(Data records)
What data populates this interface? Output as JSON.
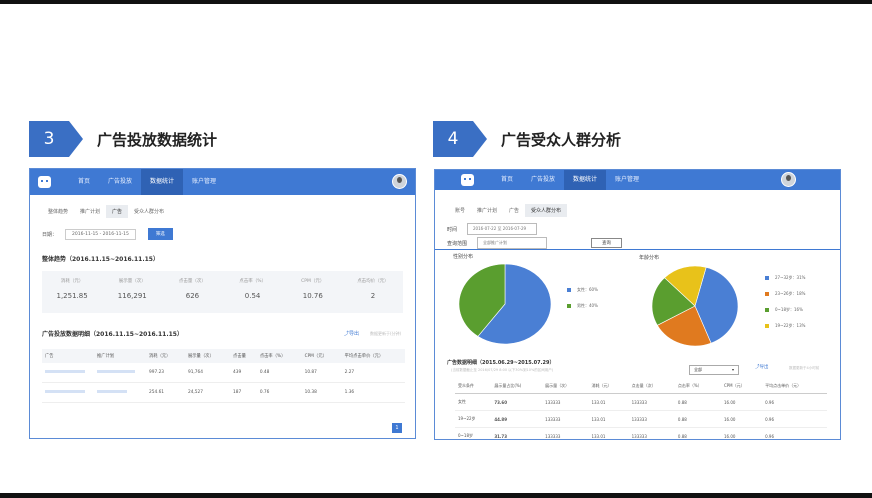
{
  "sections": [
    {
      "number": "3",
      "title": "广告投放数据统计"
    },
    {
      "number": "4",
      "title": "广告受众人群分析"
    }
  ],
  "colors": {
    "accent": "#3a6fc4",
    "nav": "#3f79d3",
    "green": "#5a9e2f",
    "blue": "#4a7fd4",
    "orange": "#e07a1f",
    "yellow": "#e8c21a"
  },
  "shotA": {
    "nav": [
      "首页",
      "广告投放",
      "数据统计",
      "账户管理"
    ],
    "tabs": [
      "整体趋势",
      "推广计划",
      "广告",
      "受众人群分布"
    ],
    "date_label": "日期：",
    "date_value": "2016-11-15 - 2016-11-15",
    "query_button": "筛选",
    "overall_title": "整体趋势（2016.11.15~2016.11.15）",
    "kpis": [
      {
        "label": "消耗（元）",
        "value": "1,251.85"
      },
      {
        "label": "展示量（次）",
        "value": "116,291"
      },
      {
        "label": "点击量（次）",
        "value": "626"
      },
      {
        "label": "点击率（%）",
        "value": "0.54"
      },
      {
        "label": "CPM（元）",
        "value": "10.76"
      },
      {
        "label": "点击均价（元）",
        "value": "2"
      }
    ],
    "detail_title": "广告投放数据明细（2016.11.15~2016.11.15）",
    "export": "导出",
    "export_note": "数据更新于(分钟)",
    "columns": [
      "广告",
      "推广计划",
      "消耗（元）",
      "展示量（次）",
      "点击量",
      "点击率（%）",
      "CPM（元）",
      "平均点击单价（元）"
    ],
    "rows": [
      [
        "",
        "",
        "997.23",
        "91,764",
        "439",
        "0.48",
        "10.87",
        "2.27"
      ],
      [
        "",
        "",
        "254.61",
        "24,527",
        "187",
        "0.76",
        "10.38",
        "1.36"
      ]
    ],
    "page": "1"
  },
  "shotB": {
    "nav": [
      "首页",
      "广告投放",
      "数据统计",
      "账户管理"
    ],
    "tabs": [
      "账号",
      "推广计划",
      "广告",
      "受众人群分布"
    ],
    "time_label": "时间",
    "time_value": "2016-07-22 至 2016-07-29",
    "range_label": "查询范围",
    "range_value": "全部推广计划",
    "query_button": "查询",
    "gender_title": "性别分布",
    "age_title": "年龄分布",
    "gender_legend": [
      {
        "label": "女性：60%",
        "color": "#4a7fd4",
        "value": 60
      },
      {
        "label": "男性：40%",
        "color": "#5a9e2f",
        "value": 40
      }
    ],
    "age_legend": [
      {
        "label": "27~32岁：31%",
        "color": "#4a7fd4",
        "value": 31
      },
      {
        "label": "23~26岁：18%",
        "color": "#e07a1f",
        "value": 18
      },
      {
        "label": "0~18岁：16%",
        "color": "#5a9e2f",
        "value": 16
      },
      {
        "label": "19~22岁：13%",
        "color": "#e8c21a",
        "value": 13
      }
    ],
    "detail_title": "广告数据明细（2015.06.29~2015.07.29）",
    "detail_note": "(当前数据截止至  2016/07/29 8:00 以下30%到10%的区间用户)",
    "select_value": "全部",
    "export": "导出",
    "export_note": "数据更新于4小时前",
    "columns": [
      "受众条件",
      "展示量占比(%)",
      "展示量（次）",
      "消耗（元）",
      "点击量（次）",
      "点击率（%）",
      "CPM（元）",
      "平均点击单价（元）"
    ],
    "rows": [
      [
        "女性",
        "73.60",
        "133333",
        "133.01",
        "133333",
        "0.88",
        "16.00",
        "0.96"
      ],
      [
        "19~22岁",
        "44.89",
        "133333",
        "133.01",
        "133333",
        "0.88",
        "16.00",
        "0.96"
      ],
      [
        "0~18岁",
        "31.73",
        "133333",
        "133.01",
        "133333",
        "0.88",
        "16.00",
        "0.96"
      ]
    ]
  }
}
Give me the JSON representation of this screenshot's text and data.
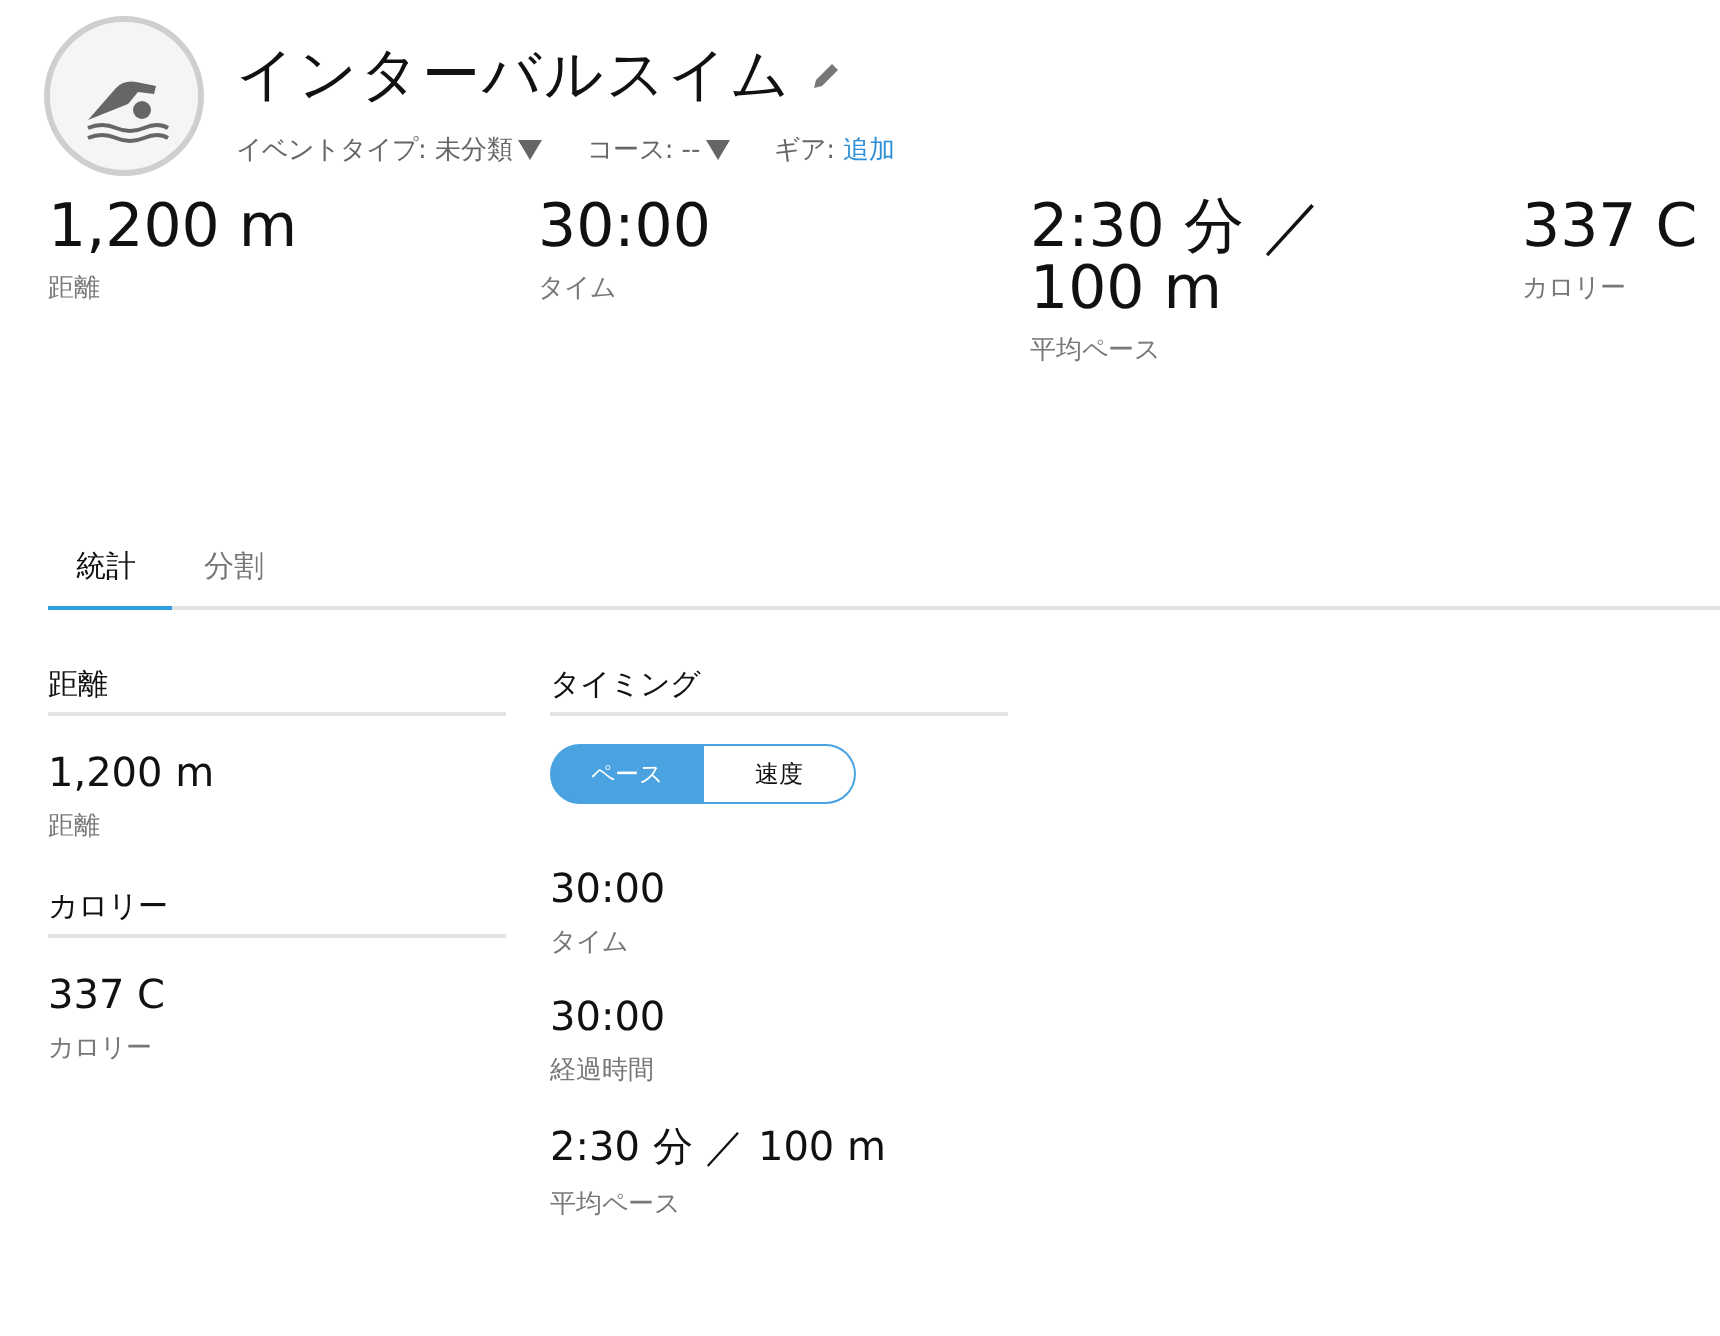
{
  "title": "インターバルスイム",
  "meta": [
    {
      "label": "イベントタイプ:",
      "value": "未分類",
      "kind": "dropdown"
    },
    {
      "label": "コース:",
      "value": "--",
      "kind": "dropdown"
    },
    {
      "label": "ギア:",
      "value": "追加",
      "kind": "link"
    }
  ],
  "summary": [
    {
      "value": "1,200 m",
      "label": "距離"
    },
    {
      "value": "30:00",
      "label": "タイム"
    },
    {
      "value": "2:30 分 ／ 100 m",
      "label": "平均ペース"
    },
    {
      "value": "337 C",
      "label": "カロリー"
    }
  ],
  "tabs": [
    {
      "label": "統計",
      "selected": true
    },
    {
      "label": "分割",
      "selected": false
    }
  ],
  "left_sections": [
    {
      "heading": "距離",
      "stats": [
        {
          "value": "1,200 m",
          "label": "距離"
        }
      ]
    },
    {
      "heading": "カロリー",
      "stats": [
        {
          "value": "337 C",
          "label": "カロリー"
        }
      ]
    }
  ],
  "timing": {
    "heading": "タイミング",
    "toggle": [
      {
        "label": "ペース",
        "selected": true
      },
      {
        "label": "速度",
        "selected": false
      }
    ],
    "stats": [
      {
        "value": "30:00",
        "label": "タイム"
      },
      {
        "value": "30:00",
        "label": "経過時間"
      },
      {
        "value": "2:30 分 ／ 100 m",
        "label": "平均ペース"
      }
    ]
  }
}
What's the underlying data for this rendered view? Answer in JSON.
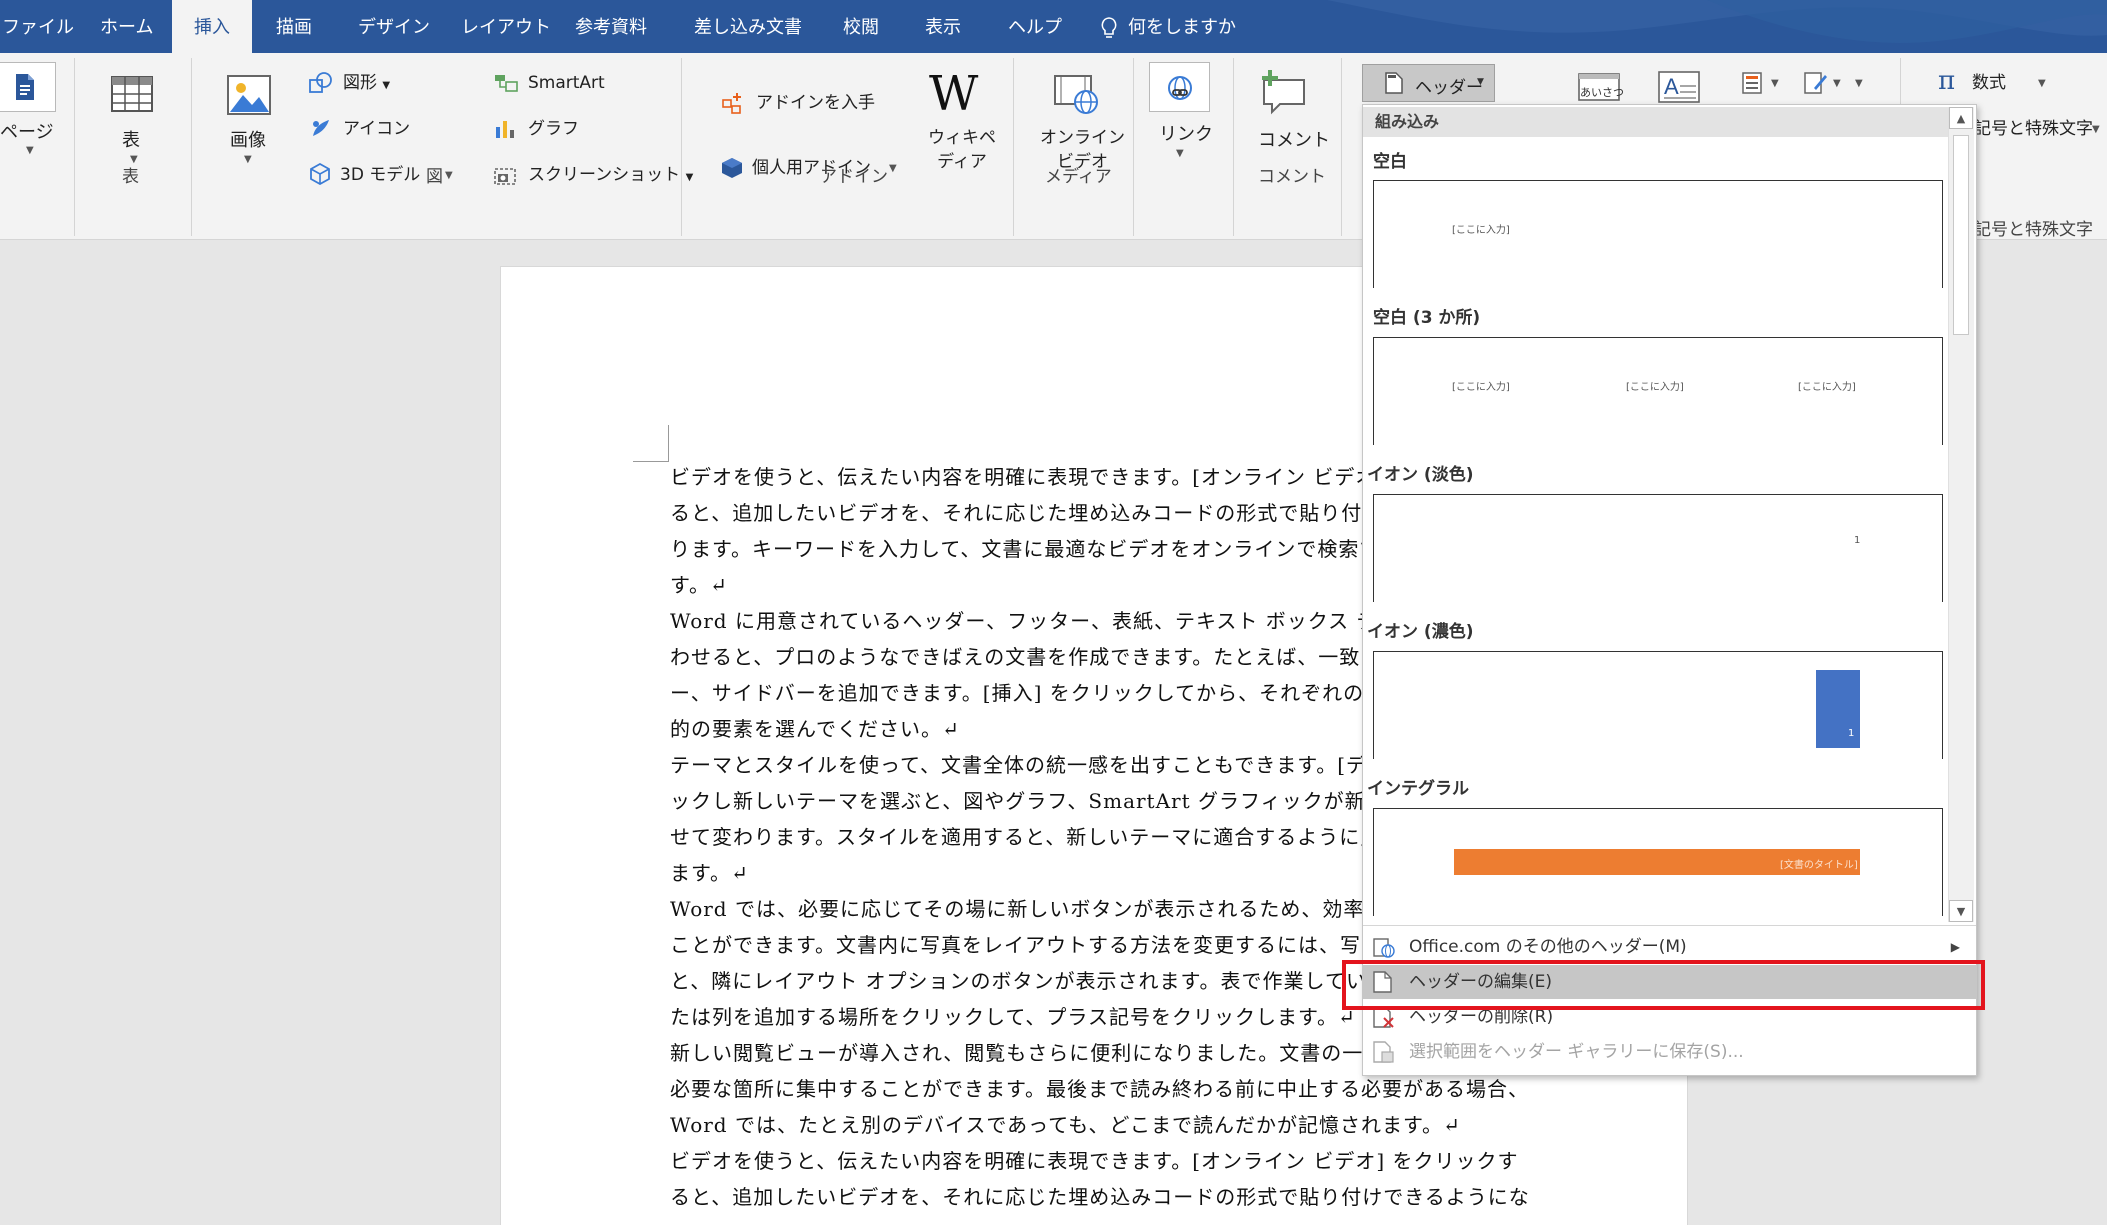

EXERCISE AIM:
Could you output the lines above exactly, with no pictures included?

RESULT OF THIS TASK:
What data populates this interface? Output as JSON.
{
  "sections": [
    {
      "number": "3",
      "title": "广告投放数据统计"
    },
    {
      "number": "4",
      "title": "广告受众人群分析"
    }
  ],
  "colors": {
    "accent": "#3a6fc4",
    "nav": "#3f79d3",
    "green": "#5a9e2f",
    "blue": "#4a7fd4",
    "orange": "#e07a1f",
    "yellow": "#e8c21a"
  },
  "shotA": {
    "nav": [
      "首页",
      "广告投放",
      "数据统计",
      "账户管理"
    ],
    "tabs": [
      "整体趋势",
      "推广计划",
      "广告",
      "受众人群分布"
    ],
    "date_label": "日期：",
    "date_value": "2016-11-15 - 2016-11-15",
    "query_button": "筛选",
    "overall_title": "整体趋势（2016.11.15~2016.11.15）",
    "kpis": [
      {
        "label": "消耗（元）",
        "value": "1,251.85"
      },
      {
        "label": "展示量（次）",
        "value": "116,291"
      },
      {
        "label": "点击量（次）",
        "value": "626"
      },
      {
        "label": "点击率（%）",
        "value": "0.54"
      },
      {
        "label": "CPM（元）",
        "value": "10.76"
      },
      {
        "label": "点击均价（元）",
        "value": "2"
      }
    ],
    "detail_title": "广告投放数据明细（2016.11.15~2016.11.15）",
    "export": "导出",
    "export_note": "数据更新于(分钟)",
    "columns": [
      "广告",
      "推广计划",
      "消耗（元）",
      "展示量（次）",
      "点击量",
      "点击率（%）",
      "CPM（元）",
      "平均点击单价（元）"
    ],
    "rows": [
      [
        "",
        "",
        "997.23",
        "91,764",
        "439",
        "0.48",
        "10.87",
        "2.27"
      ],
      [
        "",
        "",
        "254.61",
        "24,527",
        "187",
        "0.76",
        "10.38",
        "1.36"
      ]
    ],
    "page": "1"
  },
  "shotB": {
    "nav": [
      "首页",
      "广告投放",
      "数据统计",
      "账户管理"
    ],
    "tabs": [
      "账号",
      "推广计划",
      "广告",
      "受众人群分布"
    ],
    "time_label": "时间",
    "time_value": "2016-07-22 至 2016-07-29",
    "range_label": "查询范围",
    "range_value": "全部推广计划",
    "query_button": "查询",
    "gender_title": "性别分布",
    "age_title": "年龄分布",
    "gender_legend": [
      {
        "label": "女性：60%",
        "color": "#4a7fd4",
        "value": 60
      },
      {
        "label": "男性：40%",
        "color": "#5a9e2f",
        "value": 40
      }
    ],
    "age_legend": [
      {
        "label": "27~32岁：31%",
        "color": "#4a7fd4",
        "value": 31
      },
      {
        "label": "23~26岁：18%",
        "color": "#e07a1f",
        "value": 18
      },
      {
        "label": "0~18岁：16%",
        "color": "#5a9e2f",
        "value": 16
      },
      {
        "label": "19~22岁：13%",
        "color": "#e8c21a",
        "value": 13
      }
    ],
    "detail_title": "广告数据明细（2015.06.29~2015.07.29）",
    "detail_note": "(当前数据截止至  2016/07/29 8:00 以下30%到10%的区间用户)",
    "select_value": "全部",
    "export": "导出",
    "export_note": "数据更新于4小时前",
    "columns": [
      "受众条件",
      "展示量占比(%)",
      "展示量（次）",
      "消耗（元）",
      "点击量（次）",
      "点击率（%）",
      "CPM（元）",
      "平均点击单价（元）"
    ],
    "rows": [
      [
        "女性",
        "73.60",
        "133333",
        "133.01",
        "133333",
        "0.88",
        "16.00",
        "0.96"
      ],
      [
        "19~22岁",
        "44.89",
        "133333",
        "133.01",
        "133333",
        "0.88",
        "16.00",
        "0.96"
      ],
      [
        "0~18岁",
        "31.73",
        "133333",
        "133.01",
        "133333",
        "0.88",
        "16.00",
        "0.96"
      ]
    ]
  }
}
Give me the JSON representation of this screenshot's text and data.
{
  "title": "インターバルスイム",
  "meta": [
    {
      "label": "イベントタイプ:",
      "value": "未分類",
      "kind": "dropdown"
    },
    {
      "label": "コース:",
      "value": "--",
      "kind": "dropdown"
    },
    {
      "label": "ギア:",
      "value": "追加",
      "kind": "link"
    }
  ],
  "summary": [
    {
      "value": "1,200 m",
      "label": "距離"
    },
    {
      "value": "30:00",
      "label": "タイム"
    },
    {
      "value": "2:30 分 ／ 100 m",
      "label": "平均ペース"
    },
    {
      "value": "337 C",
      "label": "カロリー"
    }
  ],
  "tabs": [
    {
      "label": "統計",
      "selected": true
    },
    {
      "label": "分割",
      "selected": false
    }
  ],
  "left_sections": [
    {
      "heading": "距離",
      "stats": [
        {
          "value": "1,200 m",
          "label": "距離"
        }
      ]
    },
    {
      "heading": "カロリー",
      "stats": [
        {
          "value": "337 C",
          "label": "カロリー"
        }
      ]
    }
  ],
  "timing": {
    "heading": "タイミング",
    "toggle": [
      {
        "label": "ペース",
        "selected": true
      },
      {
        "label": "速度",
        "selected": false
      }
    ],
    "stats": [
      {
        "value": "30:00",
        "label": "タイム"
      },
      {
        "value": "30:00",
        "label": "経過時間"
      },
      {
        "value": "2:30 分 ／ 100 m",
        "label": "平均ペース"
      }
    ]
  }
}
What's the underlying data for this rendered view? Answer in JSON.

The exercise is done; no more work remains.